Mayebelle walks close behind us. I peek at her over Maddock’s shoulder. Her scarred face pales and she gasps at Maddock’s revelation. “No one understands how those crystals work. They are infinitely more dangerous than Lucia.”
Maddock grunts in agreement. “I know but when Lucia set the castle alight, I didn’t know what else to do. No time to measure, you see, to say the proper words. Allium pulled all that energy for her bloody death spell and I had to be quick before she scourged the entire valley.”
“I was cornered. Don’t try to blame all this on me.”
“Do all Darkmores have such a penchant for drama?” He squeezes me fondly.

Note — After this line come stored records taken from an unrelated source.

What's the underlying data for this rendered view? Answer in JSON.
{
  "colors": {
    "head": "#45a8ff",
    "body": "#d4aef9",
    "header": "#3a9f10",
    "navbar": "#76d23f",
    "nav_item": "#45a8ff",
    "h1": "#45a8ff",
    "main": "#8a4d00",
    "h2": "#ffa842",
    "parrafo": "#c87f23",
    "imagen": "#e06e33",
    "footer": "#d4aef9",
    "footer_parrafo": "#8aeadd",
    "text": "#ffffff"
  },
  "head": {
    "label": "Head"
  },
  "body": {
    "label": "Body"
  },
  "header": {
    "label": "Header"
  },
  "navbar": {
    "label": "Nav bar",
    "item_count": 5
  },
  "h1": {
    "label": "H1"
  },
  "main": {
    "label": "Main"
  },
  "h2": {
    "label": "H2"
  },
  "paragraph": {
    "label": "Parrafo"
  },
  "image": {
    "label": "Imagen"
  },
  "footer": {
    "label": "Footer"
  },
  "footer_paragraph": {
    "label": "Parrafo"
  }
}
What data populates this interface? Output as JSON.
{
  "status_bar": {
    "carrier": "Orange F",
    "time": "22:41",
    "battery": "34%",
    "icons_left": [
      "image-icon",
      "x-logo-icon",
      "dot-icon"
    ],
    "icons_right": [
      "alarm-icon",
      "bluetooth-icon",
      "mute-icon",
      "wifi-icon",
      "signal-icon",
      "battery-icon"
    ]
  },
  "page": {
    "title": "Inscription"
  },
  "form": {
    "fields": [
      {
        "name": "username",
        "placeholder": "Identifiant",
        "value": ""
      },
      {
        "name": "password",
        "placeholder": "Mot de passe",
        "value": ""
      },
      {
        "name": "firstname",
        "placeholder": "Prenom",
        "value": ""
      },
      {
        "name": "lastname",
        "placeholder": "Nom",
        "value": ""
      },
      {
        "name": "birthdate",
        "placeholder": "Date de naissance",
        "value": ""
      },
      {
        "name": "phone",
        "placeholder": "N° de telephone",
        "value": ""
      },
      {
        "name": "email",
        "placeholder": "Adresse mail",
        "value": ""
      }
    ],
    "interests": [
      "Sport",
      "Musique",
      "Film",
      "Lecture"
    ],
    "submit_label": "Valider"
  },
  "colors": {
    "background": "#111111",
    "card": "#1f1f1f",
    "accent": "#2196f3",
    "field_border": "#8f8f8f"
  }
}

“How did you get your grimy La Croix paws on the Darkmore’s treasured time crystals?”
“I wonder the same thing.” Mayebelle limps more quickly and Maddock slows so she can walk beside us. “The Darkmores and the La Croixs have fought wars over those tiny crystals.”
“Aunt Clarissa gave me a vial of the stuff when we announced our marriage. She said if I was foolish enough to marry a Darkmore, I’d better share the responsibility of guarding the past and the future. She takes it quite seriously.”
“And you wondered if she likes you.” I snuggle against his chest.
“So you see, time warped around us. To those of us in the castle, only a few minutes passed. The time crystal shimmered above the table like a star. Lucia knew what it was at once and she skewered me with the nastiest scowl you’ve ever seen. She disappeared in a puff of what looked suspiciously like sulphuric smoke. You Darkmores do love your little embellishments. Once the others realized what had happened, they streamed out the doors. The castle was lost, but they saved what they could.”
“So Lucia is on the loose after all. I’d hoped . . .”
“Never fear. It seems each and every one of our refined and sophisticated guests came to our wedding armed to the teeth. You’ve never seen the like of such handily draw spells. Such conveniently available amulets and charms. Such accessible hexes and potions. It’s a miracle no one was vaporized accidentally.”
“What did you expect?” Maybelle sniffs. “You two were the only ones who believed in peace and harmony.”
“When Lucia vanished, I expected to find you just beyond the castle walls. I can’t tell you how relieved I was when I heard you cry out.” He tightens his arms around me. “I’ve told you mine, now tell me yours.”
The terror of the night Maddock disappeared, the long months of hopeless waiting as our baby grew inside, the cold forbidding winter, and the despair I felt when I looked down on this valley only last night fade with the morning mist.
“It doesn’t bear repeating.” A little tremble along my spine is all that remains. “Someone is cooking roast beef. I can smell it.”
I’ve dreamt of returning to this valley many times in the past months––imagined a thousand ways the reunion might go. War and death and fear seemed likely results of Lucia’s most recent atrocity.
It becomes clear as we approach the group of Darkmores and La Croixs none of my imaginings came close to reality.